Once you've opened a bottle of wine, you need to drink it within three days. If you keep it longer than that, its flavor rapidly deteriorates. If you don't plan to drink the rest of the wine, but you'd like to put it to good use, freeze it to use for cooking in the future. The wine won't be drinkable after you've frozen it, because freezing alters its taste, but you can use it to flavor stews and sauces. Freeze the wine in small portions, never in the bottle.
Pour the wine into an open container with small sections such as an ice cube tray or muffin tin.
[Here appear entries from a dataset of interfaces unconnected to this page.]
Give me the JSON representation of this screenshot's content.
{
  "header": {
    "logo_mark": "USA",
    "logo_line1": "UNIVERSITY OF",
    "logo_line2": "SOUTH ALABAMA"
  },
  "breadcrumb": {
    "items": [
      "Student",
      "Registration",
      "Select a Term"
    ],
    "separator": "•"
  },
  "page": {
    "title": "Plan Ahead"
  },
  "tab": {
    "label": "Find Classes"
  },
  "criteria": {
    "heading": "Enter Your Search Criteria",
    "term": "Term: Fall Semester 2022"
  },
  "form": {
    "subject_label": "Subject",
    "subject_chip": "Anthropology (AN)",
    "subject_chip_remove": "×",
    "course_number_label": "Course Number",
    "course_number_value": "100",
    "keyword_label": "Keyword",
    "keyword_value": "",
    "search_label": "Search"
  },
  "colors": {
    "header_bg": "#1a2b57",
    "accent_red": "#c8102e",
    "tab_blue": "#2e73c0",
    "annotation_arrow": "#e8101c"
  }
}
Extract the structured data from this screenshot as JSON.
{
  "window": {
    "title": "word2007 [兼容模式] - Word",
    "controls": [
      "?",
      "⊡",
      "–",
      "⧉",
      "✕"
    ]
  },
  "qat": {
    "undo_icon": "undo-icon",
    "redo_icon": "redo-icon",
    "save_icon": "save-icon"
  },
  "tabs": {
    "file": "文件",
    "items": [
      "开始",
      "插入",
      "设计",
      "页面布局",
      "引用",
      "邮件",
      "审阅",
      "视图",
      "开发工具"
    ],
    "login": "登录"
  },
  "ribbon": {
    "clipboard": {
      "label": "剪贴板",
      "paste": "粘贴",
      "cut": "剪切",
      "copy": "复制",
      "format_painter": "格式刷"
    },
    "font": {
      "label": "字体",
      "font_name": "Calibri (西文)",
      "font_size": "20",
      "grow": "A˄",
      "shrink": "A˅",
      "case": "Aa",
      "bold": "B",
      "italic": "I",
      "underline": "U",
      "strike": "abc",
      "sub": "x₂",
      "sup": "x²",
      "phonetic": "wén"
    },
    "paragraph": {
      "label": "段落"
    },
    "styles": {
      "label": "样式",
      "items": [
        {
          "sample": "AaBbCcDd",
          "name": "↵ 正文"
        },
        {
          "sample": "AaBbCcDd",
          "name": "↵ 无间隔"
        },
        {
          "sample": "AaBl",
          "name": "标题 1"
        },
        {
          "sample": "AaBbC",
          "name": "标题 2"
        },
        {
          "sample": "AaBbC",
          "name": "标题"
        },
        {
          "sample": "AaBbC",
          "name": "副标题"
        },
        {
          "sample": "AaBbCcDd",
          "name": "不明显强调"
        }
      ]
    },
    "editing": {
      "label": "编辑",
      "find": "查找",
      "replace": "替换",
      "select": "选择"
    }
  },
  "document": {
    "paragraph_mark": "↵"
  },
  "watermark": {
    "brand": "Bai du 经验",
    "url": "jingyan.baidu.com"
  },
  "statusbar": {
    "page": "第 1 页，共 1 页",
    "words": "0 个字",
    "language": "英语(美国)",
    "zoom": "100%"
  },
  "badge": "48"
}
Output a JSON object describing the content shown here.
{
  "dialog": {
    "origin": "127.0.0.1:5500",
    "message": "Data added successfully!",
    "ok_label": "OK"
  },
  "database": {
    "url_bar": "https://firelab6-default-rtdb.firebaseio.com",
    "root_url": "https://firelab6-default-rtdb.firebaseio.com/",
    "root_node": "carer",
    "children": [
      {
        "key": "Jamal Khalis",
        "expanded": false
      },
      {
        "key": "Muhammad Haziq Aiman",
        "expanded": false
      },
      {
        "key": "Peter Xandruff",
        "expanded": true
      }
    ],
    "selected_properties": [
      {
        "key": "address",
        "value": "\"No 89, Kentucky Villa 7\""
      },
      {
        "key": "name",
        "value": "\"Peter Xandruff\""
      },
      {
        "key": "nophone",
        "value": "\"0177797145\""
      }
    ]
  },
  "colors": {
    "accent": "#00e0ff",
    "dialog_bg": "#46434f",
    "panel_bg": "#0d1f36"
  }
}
Place the ice cube trays or muffin tins filled with wine in the coldest part of your freezer, which is usually the back. Wine does not freeze evenly. Instead, the water content in wine separates from the alcohol and freezes at around 32 degrees Fahrenheit. Wine freezes completely when it reaches around 22 F.
Freeze the wine until it becomes mostly solid, then transfer the frozen individual sections to a freezer-safe container.
The wine may not work in recipes where wine has a starring role. The old adage is that you shouldn't cook with wine you wouldn't drink.
Do not freeze wine in the original bottle. Glass is too rigid to withstand the expansion of the wine as it cools and may shatter or crack.